Following the passage of the Singapore Naval Base bill in the British Parliament (reported last week), the Dutch Parliament bethought itself of Holland's possessions in the East Indies. The more the perturbed Parliamentarians thought of the matter, the more they became convinced that a large navy is necessary to protect the Netherlands' possessions over the seas.

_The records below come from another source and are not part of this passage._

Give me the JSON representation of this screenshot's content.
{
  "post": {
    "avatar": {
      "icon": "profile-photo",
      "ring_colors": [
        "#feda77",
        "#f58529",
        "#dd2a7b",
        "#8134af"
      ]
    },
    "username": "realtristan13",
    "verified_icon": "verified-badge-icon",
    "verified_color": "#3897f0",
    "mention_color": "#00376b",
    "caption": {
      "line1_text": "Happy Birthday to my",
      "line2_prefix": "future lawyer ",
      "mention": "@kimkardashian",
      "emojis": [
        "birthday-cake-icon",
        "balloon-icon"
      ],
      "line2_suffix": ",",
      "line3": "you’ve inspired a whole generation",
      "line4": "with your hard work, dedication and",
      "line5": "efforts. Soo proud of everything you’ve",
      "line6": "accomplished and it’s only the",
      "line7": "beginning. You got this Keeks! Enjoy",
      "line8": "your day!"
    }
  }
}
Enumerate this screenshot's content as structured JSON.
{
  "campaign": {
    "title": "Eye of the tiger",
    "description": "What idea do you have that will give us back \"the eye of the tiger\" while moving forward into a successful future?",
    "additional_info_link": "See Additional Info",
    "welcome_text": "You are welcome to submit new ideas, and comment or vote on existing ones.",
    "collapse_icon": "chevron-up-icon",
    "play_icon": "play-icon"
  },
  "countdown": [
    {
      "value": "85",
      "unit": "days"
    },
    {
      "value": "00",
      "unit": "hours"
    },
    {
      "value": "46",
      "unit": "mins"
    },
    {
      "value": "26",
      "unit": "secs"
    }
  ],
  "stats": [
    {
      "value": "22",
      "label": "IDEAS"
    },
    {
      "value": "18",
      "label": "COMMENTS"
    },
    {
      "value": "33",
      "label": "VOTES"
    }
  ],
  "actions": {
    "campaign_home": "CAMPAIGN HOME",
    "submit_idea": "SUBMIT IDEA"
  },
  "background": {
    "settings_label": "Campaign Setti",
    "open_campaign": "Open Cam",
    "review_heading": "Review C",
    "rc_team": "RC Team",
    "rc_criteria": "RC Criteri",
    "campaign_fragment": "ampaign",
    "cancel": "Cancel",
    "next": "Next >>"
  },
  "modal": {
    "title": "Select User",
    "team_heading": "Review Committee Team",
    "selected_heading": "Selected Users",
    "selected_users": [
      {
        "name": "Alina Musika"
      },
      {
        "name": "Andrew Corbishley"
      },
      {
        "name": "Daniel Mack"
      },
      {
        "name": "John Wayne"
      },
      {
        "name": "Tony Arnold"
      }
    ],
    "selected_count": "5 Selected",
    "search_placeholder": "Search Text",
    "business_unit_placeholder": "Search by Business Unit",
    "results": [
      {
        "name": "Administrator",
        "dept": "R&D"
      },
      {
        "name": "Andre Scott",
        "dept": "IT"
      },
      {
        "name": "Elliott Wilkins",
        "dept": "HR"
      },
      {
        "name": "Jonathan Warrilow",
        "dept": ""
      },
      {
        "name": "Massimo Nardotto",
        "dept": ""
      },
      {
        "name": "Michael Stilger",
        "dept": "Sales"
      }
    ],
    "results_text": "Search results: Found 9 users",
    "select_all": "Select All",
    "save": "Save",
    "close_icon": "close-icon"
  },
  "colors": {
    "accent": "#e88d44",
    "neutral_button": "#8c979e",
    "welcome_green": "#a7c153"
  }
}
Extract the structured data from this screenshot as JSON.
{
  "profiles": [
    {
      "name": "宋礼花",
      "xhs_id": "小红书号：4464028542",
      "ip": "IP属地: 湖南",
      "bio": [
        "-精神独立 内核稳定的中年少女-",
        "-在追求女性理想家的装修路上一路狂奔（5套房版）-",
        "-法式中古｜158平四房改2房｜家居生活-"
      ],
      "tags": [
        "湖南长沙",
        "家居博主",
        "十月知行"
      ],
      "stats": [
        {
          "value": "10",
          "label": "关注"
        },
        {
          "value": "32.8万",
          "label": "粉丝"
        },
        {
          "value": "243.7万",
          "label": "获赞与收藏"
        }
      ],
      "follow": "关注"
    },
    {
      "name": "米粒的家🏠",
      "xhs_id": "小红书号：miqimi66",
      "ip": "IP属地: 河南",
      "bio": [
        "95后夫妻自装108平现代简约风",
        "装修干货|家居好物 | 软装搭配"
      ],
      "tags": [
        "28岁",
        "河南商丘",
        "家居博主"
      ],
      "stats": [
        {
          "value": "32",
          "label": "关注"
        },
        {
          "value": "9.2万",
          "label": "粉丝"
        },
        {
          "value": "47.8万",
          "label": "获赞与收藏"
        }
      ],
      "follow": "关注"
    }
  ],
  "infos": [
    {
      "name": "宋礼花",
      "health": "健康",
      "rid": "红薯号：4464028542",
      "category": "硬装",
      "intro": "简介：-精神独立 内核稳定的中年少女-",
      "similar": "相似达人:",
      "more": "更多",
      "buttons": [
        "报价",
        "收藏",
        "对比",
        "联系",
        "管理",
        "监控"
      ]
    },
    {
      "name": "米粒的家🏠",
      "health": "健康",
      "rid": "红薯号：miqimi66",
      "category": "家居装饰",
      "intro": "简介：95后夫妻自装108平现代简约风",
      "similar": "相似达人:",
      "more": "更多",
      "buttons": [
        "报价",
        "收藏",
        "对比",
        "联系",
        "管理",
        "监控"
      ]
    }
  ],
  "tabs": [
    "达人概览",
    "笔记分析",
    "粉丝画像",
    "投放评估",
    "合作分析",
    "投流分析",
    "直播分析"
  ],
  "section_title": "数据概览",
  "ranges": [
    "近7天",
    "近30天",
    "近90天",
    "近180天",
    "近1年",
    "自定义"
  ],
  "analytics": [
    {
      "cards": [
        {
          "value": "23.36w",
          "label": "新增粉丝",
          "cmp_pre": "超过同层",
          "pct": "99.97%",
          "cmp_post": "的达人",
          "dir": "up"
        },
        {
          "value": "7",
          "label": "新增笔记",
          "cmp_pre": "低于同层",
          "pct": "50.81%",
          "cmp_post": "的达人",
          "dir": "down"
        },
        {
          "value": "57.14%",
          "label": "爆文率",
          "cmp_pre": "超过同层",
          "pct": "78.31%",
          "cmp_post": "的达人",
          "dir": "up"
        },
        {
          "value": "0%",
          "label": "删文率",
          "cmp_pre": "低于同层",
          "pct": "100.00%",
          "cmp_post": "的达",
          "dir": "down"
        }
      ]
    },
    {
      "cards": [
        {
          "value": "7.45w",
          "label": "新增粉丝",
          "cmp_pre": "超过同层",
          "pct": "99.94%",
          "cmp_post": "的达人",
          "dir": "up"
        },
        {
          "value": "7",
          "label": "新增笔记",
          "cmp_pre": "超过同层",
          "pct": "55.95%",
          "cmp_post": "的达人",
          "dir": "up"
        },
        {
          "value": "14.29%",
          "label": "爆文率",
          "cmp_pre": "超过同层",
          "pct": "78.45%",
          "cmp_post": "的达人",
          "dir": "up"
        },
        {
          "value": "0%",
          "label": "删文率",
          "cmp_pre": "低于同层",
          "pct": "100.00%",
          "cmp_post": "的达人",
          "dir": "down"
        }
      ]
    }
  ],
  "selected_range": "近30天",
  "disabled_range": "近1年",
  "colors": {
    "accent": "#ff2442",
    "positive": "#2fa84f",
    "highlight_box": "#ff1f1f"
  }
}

A bill was introduced into the Dutch Parliament to provide for an increase of naval forces; a sum of 400,000,000 guilders ($158,080,000) will be spent over a period of twelve years, if the measure is passed. The debate was marked by a heated discussion on disarmament. Jonkheer Dr. H. A. van Karnebeek, Foreign Minister, said: "The greatest prudence is advisable for Holland, as it is not yet sure, even if the treaty (Washington Conference) guarantees are accepted, that the nations will really adhere to the limitation of armaments prescribed. A revised military plan will be drawn up according to the resolutions, but who will be able to control whether the powers will adhere to it? All these elements demand the greatest prudence from the Netherlands." (At the present moment Holland's navy consists of a few obsolete coast defence ships and light cruisers, the largest of which is the cruiser Sumatra with a displacement of 7,050 tons, built in 1916.)